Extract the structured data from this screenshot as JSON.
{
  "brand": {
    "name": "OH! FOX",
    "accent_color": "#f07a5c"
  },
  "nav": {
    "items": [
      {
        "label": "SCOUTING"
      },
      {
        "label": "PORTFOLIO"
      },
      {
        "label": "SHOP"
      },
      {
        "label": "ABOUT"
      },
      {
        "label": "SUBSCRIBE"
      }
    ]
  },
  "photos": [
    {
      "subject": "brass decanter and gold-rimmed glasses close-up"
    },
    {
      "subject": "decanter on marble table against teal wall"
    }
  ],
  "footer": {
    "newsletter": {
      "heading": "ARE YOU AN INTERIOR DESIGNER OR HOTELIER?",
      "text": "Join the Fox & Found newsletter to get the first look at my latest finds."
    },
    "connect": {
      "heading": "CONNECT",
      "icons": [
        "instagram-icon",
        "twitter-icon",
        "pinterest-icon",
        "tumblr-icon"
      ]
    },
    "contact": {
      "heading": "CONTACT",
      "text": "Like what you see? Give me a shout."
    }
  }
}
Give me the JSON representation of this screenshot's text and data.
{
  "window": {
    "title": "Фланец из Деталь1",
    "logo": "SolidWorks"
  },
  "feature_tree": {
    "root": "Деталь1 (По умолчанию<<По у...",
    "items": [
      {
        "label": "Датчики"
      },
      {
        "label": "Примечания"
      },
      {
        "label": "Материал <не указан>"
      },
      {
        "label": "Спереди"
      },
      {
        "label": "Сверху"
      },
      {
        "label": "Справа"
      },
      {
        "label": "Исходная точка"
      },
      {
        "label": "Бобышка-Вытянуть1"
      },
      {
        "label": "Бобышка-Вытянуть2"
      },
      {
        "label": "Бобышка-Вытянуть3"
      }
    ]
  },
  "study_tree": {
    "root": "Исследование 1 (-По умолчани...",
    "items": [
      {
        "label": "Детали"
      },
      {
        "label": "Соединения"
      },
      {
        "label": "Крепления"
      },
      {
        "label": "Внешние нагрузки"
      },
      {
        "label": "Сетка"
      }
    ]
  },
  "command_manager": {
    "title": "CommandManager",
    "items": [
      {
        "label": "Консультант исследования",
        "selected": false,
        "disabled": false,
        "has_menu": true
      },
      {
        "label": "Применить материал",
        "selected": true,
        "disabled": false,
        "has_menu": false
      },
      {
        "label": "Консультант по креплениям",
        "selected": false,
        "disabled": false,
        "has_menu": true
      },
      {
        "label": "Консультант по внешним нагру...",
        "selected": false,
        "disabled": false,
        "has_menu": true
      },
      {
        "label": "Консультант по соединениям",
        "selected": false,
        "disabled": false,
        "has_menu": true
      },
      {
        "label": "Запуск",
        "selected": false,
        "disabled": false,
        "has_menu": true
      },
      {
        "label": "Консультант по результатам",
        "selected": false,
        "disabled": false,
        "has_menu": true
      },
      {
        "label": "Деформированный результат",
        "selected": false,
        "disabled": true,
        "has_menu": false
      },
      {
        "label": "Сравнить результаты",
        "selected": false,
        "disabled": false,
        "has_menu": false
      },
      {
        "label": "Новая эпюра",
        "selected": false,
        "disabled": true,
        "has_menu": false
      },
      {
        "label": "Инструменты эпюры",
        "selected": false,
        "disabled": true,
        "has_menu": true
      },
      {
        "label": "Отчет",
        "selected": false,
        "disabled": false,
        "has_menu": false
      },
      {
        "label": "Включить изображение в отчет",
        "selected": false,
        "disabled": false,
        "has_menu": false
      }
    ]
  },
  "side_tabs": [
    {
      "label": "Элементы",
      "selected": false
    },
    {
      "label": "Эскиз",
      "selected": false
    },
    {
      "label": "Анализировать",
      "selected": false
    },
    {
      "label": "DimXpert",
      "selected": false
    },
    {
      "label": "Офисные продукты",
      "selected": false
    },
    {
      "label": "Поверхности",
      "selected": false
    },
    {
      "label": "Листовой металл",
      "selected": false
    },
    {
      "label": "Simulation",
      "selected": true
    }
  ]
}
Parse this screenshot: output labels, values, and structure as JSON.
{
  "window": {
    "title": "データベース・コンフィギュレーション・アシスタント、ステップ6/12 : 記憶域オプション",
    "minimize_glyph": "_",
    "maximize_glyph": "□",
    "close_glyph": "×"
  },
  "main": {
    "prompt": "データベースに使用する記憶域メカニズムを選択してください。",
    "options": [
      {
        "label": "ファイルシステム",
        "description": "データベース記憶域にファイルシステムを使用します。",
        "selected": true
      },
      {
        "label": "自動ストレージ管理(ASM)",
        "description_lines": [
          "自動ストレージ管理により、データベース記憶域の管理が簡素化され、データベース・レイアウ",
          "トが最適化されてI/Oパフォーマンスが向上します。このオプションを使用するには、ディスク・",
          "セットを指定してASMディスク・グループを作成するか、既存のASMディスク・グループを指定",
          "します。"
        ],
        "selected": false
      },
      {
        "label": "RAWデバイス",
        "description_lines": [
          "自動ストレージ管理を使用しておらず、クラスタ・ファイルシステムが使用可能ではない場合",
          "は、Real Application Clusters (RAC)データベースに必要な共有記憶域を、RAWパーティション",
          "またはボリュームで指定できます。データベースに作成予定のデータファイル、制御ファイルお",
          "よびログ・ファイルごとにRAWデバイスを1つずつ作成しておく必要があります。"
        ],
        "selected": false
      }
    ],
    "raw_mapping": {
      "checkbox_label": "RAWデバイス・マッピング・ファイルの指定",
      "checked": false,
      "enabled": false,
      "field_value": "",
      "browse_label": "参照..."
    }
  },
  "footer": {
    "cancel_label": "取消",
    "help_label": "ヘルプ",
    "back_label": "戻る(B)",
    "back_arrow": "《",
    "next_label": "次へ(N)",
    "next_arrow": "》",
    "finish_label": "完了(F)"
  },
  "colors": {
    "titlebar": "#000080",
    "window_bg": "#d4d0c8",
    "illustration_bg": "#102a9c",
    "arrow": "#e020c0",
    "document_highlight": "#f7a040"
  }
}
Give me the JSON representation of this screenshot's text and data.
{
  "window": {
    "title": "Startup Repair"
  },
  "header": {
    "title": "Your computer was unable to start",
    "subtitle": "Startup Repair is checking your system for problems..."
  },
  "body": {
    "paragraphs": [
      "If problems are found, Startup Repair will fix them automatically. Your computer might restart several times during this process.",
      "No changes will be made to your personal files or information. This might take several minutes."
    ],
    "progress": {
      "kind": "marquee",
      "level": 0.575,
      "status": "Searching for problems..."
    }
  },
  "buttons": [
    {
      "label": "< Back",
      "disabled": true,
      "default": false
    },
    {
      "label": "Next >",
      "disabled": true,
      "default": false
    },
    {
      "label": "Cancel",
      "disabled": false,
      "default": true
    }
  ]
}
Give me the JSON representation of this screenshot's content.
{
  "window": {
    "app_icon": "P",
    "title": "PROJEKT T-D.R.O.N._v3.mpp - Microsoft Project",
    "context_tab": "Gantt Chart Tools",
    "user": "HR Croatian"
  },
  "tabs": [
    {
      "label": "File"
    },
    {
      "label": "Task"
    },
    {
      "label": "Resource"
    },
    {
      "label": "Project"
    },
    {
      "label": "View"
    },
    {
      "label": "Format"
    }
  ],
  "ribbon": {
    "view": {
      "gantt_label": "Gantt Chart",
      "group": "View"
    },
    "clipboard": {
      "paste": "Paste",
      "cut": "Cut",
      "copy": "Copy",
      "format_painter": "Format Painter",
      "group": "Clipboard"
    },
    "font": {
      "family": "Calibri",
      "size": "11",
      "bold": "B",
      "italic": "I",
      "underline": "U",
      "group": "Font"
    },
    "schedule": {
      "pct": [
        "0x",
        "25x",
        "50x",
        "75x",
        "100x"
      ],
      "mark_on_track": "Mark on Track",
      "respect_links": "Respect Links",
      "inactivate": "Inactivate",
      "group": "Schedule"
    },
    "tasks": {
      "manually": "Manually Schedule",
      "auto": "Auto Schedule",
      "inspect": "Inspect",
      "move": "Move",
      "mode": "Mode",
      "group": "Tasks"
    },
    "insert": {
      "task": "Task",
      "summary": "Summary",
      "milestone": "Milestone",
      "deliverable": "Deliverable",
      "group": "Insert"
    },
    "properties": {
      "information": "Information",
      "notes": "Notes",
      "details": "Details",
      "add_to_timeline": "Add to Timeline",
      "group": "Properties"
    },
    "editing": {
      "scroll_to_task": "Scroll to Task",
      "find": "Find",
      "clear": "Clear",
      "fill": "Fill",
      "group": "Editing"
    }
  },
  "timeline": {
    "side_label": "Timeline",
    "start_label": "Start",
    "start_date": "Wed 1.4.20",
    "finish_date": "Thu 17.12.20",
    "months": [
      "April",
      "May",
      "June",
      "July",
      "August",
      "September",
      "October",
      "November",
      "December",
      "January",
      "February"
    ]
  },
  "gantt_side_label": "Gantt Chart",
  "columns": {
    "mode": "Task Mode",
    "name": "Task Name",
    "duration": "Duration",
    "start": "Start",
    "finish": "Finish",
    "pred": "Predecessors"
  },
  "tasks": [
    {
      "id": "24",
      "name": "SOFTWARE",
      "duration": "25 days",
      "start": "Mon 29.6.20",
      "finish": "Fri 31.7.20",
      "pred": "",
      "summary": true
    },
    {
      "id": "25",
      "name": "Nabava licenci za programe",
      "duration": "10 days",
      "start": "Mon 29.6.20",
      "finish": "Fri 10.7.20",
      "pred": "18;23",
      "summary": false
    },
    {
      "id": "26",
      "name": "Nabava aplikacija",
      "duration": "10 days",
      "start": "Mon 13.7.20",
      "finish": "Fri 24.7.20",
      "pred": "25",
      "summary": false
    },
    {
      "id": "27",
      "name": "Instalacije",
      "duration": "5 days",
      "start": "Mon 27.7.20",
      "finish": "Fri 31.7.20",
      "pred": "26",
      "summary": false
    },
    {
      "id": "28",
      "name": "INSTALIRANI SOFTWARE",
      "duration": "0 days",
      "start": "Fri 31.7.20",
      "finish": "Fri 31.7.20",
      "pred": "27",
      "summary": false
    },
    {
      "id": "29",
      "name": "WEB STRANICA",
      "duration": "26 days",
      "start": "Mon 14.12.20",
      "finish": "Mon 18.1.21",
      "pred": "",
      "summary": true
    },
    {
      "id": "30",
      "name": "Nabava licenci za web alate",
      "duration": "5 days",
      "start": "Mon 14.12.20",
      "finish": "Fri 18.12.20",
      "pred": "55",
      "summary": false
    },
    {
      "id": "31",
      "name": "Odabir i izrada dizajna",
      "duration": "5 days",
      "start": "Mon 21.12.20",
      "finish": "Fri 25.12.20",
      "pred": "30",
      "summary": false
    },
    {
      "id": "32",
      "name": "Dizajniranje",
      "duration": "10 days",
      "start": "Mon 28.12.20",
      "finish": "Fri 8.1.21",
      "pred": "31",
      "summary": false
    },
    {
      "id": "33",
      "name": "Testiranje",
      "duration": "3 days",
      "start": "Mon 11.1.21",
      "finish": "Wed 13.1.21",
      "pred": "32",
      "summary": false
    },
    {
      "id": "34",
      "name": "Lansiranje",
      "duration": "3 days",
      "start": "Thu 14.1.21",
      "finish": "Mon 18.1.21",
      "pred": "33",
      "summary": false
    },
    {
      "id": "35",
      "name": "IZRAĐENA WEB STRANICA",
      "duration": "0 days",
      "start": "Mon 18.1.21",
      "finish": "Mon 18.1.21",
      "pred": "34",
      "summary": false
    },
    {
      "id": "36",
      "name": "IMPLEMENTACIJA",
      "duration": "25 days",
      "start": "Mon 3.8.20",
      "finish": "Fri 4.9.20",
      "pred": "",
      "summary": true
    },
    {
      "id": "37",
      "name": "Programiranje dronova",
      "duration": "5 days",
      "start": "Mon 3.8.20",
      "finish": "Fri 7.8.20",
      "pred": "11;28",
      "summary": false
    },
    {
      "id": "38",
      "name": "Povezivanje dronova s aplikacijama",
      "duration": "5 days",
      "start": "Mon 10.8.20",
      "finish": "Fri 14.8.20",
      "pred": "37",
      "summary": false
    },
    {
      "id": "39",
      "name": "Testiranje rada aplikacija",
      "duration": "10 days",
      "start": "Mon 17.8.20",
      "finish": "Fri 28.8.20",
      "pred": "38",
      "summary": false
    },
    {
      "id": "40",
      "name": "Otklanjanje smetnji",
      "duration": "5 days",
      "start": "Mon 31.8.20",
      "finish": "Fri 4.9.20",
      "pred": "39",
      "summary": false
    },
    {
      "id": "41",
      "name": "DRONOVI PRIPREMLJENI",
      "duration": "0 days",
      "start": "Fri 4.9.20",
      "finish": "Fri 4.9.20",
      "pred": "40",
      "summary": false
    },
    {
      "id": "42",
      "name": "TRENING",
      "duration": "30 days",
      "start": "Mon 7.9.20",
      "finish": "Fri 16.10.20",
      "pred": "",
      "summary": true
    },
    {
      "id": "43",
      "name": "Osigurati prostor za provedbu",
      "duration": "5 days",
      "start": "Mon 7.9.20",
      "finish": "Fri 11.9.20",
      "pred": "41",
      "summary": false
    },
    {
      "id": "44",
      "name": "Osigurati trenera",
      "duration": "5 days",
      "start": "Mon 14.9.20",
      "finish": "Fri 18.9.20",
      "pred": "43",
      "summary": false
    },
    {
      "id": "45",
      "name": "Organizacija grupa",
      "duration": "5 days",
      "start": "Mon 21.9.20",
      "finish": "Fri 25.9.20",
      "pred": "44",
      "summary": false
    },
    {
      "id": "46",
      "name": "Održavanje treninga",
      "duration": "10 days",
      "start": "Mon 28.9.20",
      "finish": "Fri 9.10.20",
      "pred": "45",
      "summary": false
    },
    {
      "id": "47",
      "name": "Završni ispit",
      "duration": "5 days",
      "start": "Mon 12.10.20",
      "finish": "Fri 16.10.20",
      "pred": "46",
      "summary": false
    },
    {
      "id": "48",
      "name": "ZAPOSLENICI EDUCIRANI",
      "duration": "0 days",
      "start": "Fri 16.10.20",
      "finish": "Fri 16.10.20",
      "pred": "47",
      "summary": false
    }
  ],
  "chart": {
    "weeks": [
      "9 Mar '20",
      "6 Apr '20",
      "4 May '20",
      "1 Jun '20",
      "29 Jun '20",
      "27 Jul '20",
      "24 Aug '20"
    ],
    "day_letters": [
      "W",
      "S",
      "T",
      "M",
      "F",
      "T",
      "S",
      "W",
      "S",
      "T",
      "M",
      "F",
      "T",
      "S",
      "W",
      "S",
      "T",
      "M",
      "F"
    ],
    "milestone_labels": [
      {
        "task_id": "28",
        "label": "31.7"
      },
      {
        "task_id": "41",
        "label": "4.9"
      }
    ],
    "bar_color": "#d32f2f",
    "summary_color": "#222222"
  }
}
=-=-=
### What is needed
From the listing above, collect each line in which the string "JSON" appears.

### Response
Extract the structured data from this screenshot as JSON.
Give me the JSON representation of this screenshot's text and data.
Parse this screenshot: output labels, values, and structure as JSON.
Give me the JSON representation of this screenshot's text and data.
Give me the JSON representation of this screenshot's content.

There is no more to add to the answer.